Exercise prompt: Could every entry be set down once more, exactly as given?

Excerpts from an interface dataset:
* * * * *

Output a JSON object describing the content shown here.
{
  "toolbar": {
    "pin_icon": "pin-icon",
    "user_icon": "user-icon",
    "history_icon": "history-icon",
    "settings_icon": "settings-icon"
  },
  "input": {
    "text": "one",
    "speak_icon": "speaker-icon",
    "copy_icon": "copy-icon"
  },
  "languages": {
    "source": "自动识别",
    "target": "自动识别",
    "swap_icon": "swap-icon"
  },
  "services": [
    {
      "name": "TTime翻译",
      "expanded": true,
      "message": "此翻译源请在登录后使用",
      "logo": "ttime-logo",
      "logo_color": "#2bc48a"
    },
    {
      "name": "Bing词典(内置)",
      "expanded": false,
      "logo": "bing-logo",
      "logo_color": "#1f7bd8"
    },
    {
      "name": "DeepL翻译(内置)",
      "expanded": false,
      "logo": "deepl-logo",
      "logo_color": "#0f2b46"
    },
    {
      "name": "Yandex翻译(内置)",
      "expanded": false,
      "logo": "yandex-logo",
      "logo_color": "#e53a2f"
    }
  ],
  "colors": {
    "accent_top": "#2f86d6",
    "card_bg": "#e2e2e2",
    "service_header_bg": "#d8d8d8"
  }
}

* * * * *

Answer for this exercise:
Output a JSON object describing the content shown here.
{
  "toolbar": {
    "pin_icon": "pin-icon",
    "user_icon": "user-icon",
    "history_icon": "history-icon",
    "settings_icon": "settings-icon"
  },
  "input": {
    "text": "one",
    "speak_icon": "speaker-icon",
    "copy_icon": "copy-icon"
  },
  "languages": {
    "source": "自动识别",
    "target": "自动识别",
    "swap_icon": "swap-icon"
  },
  "services": [
    {
      "name": "TTime翻译",
      "expanded": true,
      "message": "此翻译源请在登录后使用",
      "logo": "ttime-logo",
      "logo_color": "#2bc48a"
    },
    {
      "name": "Bing词典(内置)",
      "expanded": false,
      "logo": "bing-logo",
      "logo_color": "#1f7bd8"
    },
    {
      "name": "DeepL翻译(内置)",
      "expanded": false,
      "logo": "deepl-logo",
      "logo_color": "#0f2b46"
    },
    {
      "name": "Yandex翻译(内置)",
      "expanded": false,
      "logo": "yandex-logo",
      "logo_color": "#e53a2f"
    }
  ],
  "colors": {
    "accent_top": "#2f86d6",
    "card_bg": "#e2e2e2",
    "service_header_bg": "#d8d8d8"
  }
}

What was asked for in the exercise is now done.